This incorporates vegetables and it has a fantastic and unique flavor. My toddler loves these and she is getting a hidden source of veggies! I found this in the Taste of Home magazine in the August/September 2008 issue.
A slightly "mock" rendition of White Castles sliders, but we think only better. Great "kid" sized burgers or even better for "adult" sized snacks! NOTE: since posting this recipe I have found out that Pepperidge Farm no longer makes the small rolls in the pans so therefore use your own disgression on which rolls are available to you but I do suggest that you use a small size like a dinner roll in order to get the full "White Castle" affect!
Made for Good Things Are Cooking Here!! (A non-cooking game) In the Australian/New Zealand Cooking Forum - http://www.recipezaar.com/bb/viewtopic.zsp?t=233992
Please note that prep and cooking times are just an estimate.
If you are a mushroom lover (like me), and want a robust mushroom flavor, use a full-flavored wild mushroom like morels or porcinis. Other mushrooms (crimini, portobello, shitake, or even button) will work, just make sure you remove the tough stems before chopping. From Cooking Pleasures magazine.
Put your leftover cornbread to good use! From a neighbor when I lived down South. UPDATE (4/11/08): Change from original posting: I've always had to cook this about an hour, but I thought that was just me, so I when I originally posted this I left the cooking time at 3/4 hour, which was how I received it. However, since all the reviewers have noted that they, too, have to cook it longer, I have now changed the cooking time to 1 hour.

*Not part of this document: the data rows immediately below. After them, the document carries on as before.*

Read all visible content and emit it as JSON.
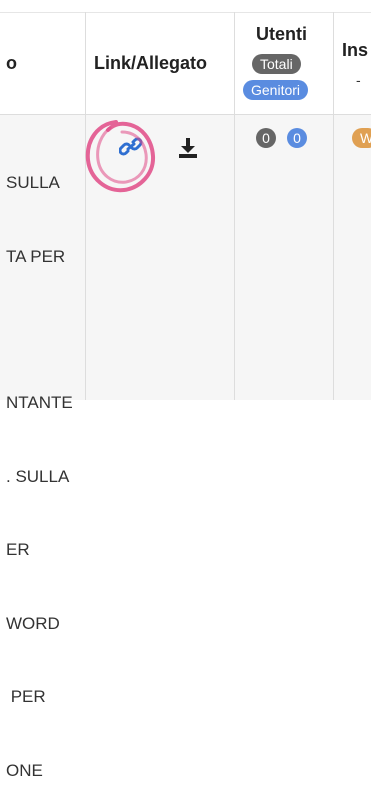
{
  "header": {
    "col1_partial": "o",
    "col2": "Link/Allegato",
    "col3": "Utenti",
    "col3_badges": [
      "Totali",
      "Genitori"
    ],
    "col4_partial": "Ins"
  },
  "row": {
    "text_lines": [
      "SULLA",
      "TA PER",
      "",
      "NTANTE",
      ". SULLA",
      "ER",
      "WORD",
      " PER",
      "ONE"
    ],
    "counts": [
      "0",
      "0"
    ],
    "col4_partial_badge": "W"
  },
  "icons": {
    "link": "link-icon",
    "download": "download-icon",
    "annotation": "hand-drawn-circle"
  },
  "colors": {
    "badge_dark": "#666666",
    "badge_blue": "#5a8ce0",
    "link_blue": "#2f6fd1",
    "orange_badge": "#e0a052",
    "annotation_pink": "#e04a86"
  }
}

Simple but very good comfort food. Normally made with just some salt, pepper and nutmeg in the meat filling but I make them different these days and with many variations (just don't tell my mother!). Slavink translates as beatfinch (yes I know its weird) they are wrapped in bacon and another version is blinde vink= blind finch (even weirder) that is the same meat filling but then wrapped in a thin slice of veal. These days often replaced with a slice of beef. Some still name it blinde vink but the right name is runder vink=beef finch. I have tried very hard over the years to understand why they are named like this since I can honestly not see the resemblance of a bird in these sausages and I've never seen one fly away!
No Dutch person in their right mind makes them at home since you can buy them ready made from every butcher and in every super market. Now that information should tell you something about the poster of this recipe, who is Dutch....
My excuse is that I lived many years abroad and that is when you crave for the simple dishes of your home country.
We eat them here with vegetables and potatoes but they are also good cooked on the barbeque and served on buns with ketcup and mustard.
My sister in law Ginger makes the most amazing enchiladas. Her enchiladas are 100% homemade...all the way down to the tortillas (unless she's making them in bulk and then store bought tortillas will have to do). Since Ginger lives over 10 hours away, we don't get to see her very often, and therefore don't get to eat her enchiladas nearly enough. My sister Kathy decided to call her one time to get the recipe from her. This is Kathy's adaptation... not as delicious as Ginger's 100% homemade enchiladas, but a wonderful substitute for the times in between our visits to see Ginger.
Recent research suggests that curry may guard against the development of Alzheimer's disease (see http://news.bbc.co.uk/1/hi/health/1668932.stm). This recipe is for a curry using ingredients commonly found in American kitchens. Ease of preparation and a short cooking time make it a great supper for those who want to add some curry to their everyday menu. Adjust the amount of curry powder to suit your own taste.